For that reason, while declining to assist in the invasion, the Thatcher government decided not to condemn the United States for its intervention as other American allies in Europe did. Instead, Howe told Parliament that the American action was a "matter of regret" and attributed the U.S. move to differing "perceptions" of the proper course of action.
"We do not agree with the Americans on every issue," Howe said to choruses of derison from opposition critics, "any more than they always agree with us--nor are we expected to do so."
By neither supporting the American invasion nor assailing it, the government left itself wide open for a criticism that runs directly counter to Thatcher's hard-earned reputation for, as her campaign last spring called it, "the resolute approach." Her aides argue that it was not the position that was weak--it was straightforward and grounded in firm principles of respect for sovereignty--but the lackluster way it was presented.

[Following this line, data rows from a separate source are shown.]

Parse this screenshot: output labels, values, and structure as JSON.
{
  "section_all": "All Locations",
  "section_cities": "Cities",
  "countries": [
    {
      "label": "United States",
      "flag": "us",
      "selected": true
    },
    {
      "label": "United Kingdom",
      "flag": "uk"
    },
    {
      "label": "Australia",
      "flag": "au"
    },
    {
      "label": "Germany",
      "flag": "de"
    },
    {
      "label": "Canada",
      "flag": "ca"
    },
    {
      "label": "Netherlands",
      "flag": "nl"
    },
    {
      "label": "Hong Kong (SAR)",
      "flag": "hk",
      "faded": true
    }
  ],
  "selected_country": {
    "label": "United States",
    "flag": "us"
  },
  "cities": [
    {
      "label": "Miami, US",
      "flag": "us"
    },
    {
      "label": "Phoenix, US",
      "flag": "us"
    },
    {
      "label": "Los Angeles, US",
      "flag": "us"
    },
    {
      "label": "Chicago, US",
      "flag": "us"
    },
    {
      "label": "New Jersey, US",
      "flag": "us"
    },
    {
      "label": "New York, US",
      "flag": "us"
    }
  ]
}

This was the result of several separate misfortunes for Thatcher. The Foreign Office received its first word Friday night that the Organization of Eastern Caribbean States was considering a military intervention in Grenada and preparing to ask for help in carrying it out. But the seriousness of that notification was apparently underestimated because it was not rendered "formally."

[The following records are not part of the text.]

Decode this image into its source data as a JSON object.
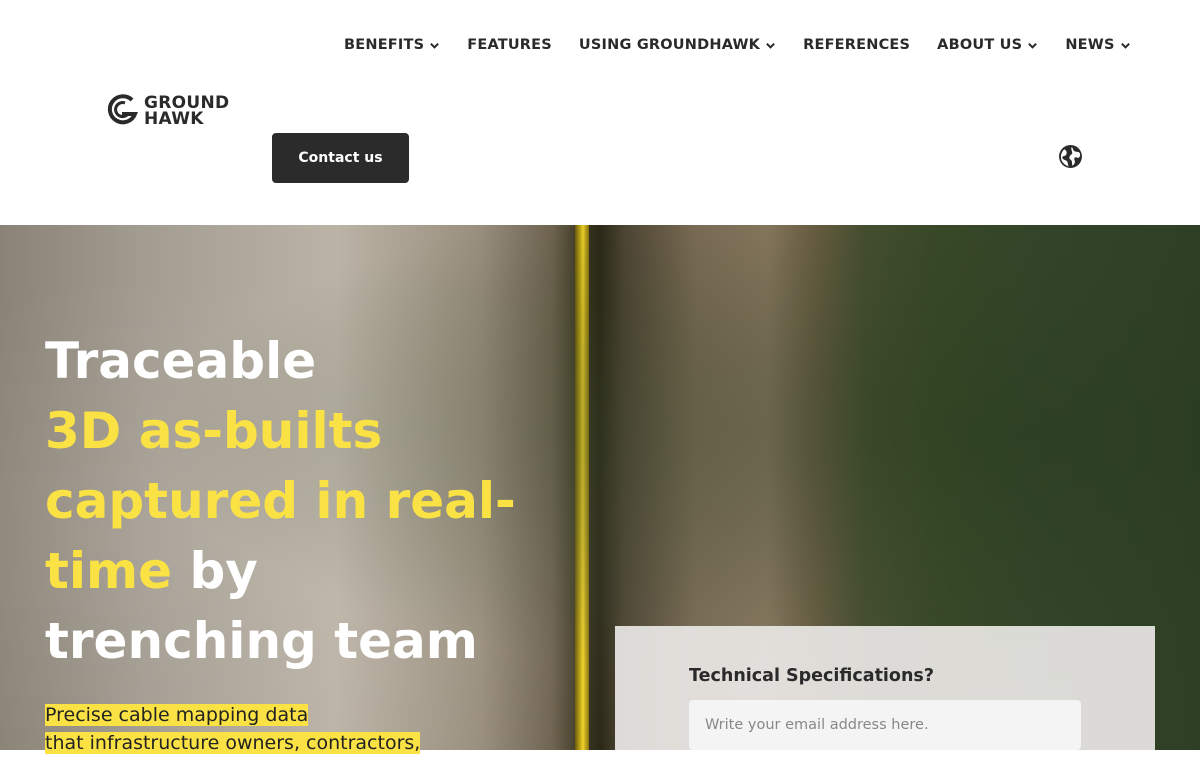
{
  "nav": {
    "items": [
      {
        "label": "BENEFITS",
        "has_dropdown": true
      },
      {
        "label": "FEATURES",
        "has_dropdown": false
      },
      {
        "label": "USING GROUNDHAWK",
        "has_dropdown": true
      },
      {
        "label": "REFERENCES",
        "has_dropdown": false
      },
      {
        "label": "ABOUT US",
        "has_dropdown": true
      },
      {
        "label": "NEWS",
        "has_dropdown": true
      }
    ]
  },
  "logo": {
    "line1": "GROUND",
    "line2": "HAWK",
    "icon": "groundhawk-logo-icon"
  },
  "header": {
    "contact_label": "Contact us",
    "language_icon": "globe-icon"
  },
  "hero": {
    "title_line1": "Traceable",
    "title_highlight": "3D as-builts captured in real-time",
    "title_by": "by",
    "title_rest": "trenching team",
    "subtitle_line1": "Precise cable mapping data",
    "subtitle_line2": "that infrastructure owners, contractors,",
    "accent_color": "#fbe244"
  },
  "spec_form": {
    "title": "Technical Specifications?",
    "email_placeholder": "Write your email address here."
  }
}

The dispatching on Sunday of the destroyer HMS Antrim to the coastal waters off Grenada for the possible evacuation of British citizens was never meant to be a prelude to the sort of military operation that took place.
As events in the region unfolded over the weekend, British officials regarded the decision by CARICOM, the organization of Commonwealth countries in the Caribbean, to impose economic and political sanctions against Grenada, as the prevailing trend rather than the military option. They also accepted the Reagan administration's promises that it would consult London before taking any conclusive steps.

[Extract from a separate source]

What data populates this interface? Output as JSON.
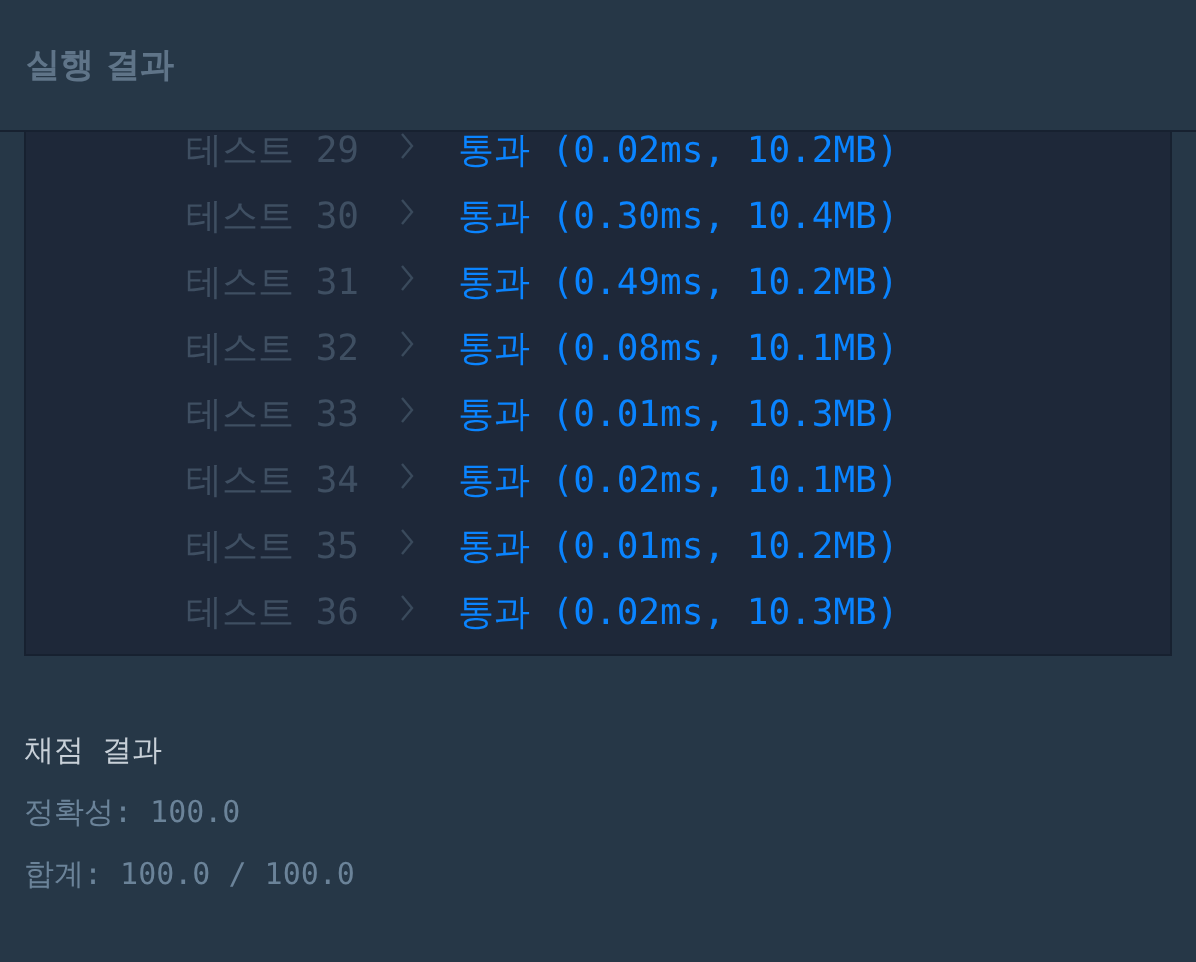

Both of these beliefs were incorrect.
In a press conference on Tuesday Secretary of State George P. Shultz revealed that President Reagan made a tentative decision to invade on Sunday evening, but no word to that effect was sent to the British for another 24 hours--only a short time before the final go-ahead was given.
So by the time that the Cabinet met Monday morning, the British case was essentially irrelevant as the U.S. military gears were in quickening motion. It was this failure to "stay in touch" with London, as had been promised, that was particularly annoying and embarrassing to Thatcher.
Moreover, Howe looked foolish when his assertion to Parliament Monday that the United States had no intention of invading Grenada was dramatically contradicted a few hours later. This highlighted the government's ineffectual appearance.
"Howe's dilemma was to demonstrate our differences with the Reagan administration without lambasting it, and that made matters worse," one source observed.
A senior government official said today that Howe made all these points of grievance forcefully in a meeting with Shultz in Paris yesterday and received the secretary's apologies.
But British diplomats in the region must also share the blame, sources say, for failing to perceive that the CARICOM meeting consensus on sanctions was a smokescreen by the eastern Caribbean states, plus Barbados and Jamaica, which were pressing for an invasion. The diplomats were not aggressive enough and asking all the right questions, a politician observed.
On balance, therefore, Britain's effort to take a responsible position on the rights of a tiny land thousands of miles away backfired badly. Relations with the United States were strained; Thatcher's standing as a formidable player in the international arena was diminished, and Grenada was invaded, precipitating many of the consequences she had warned against.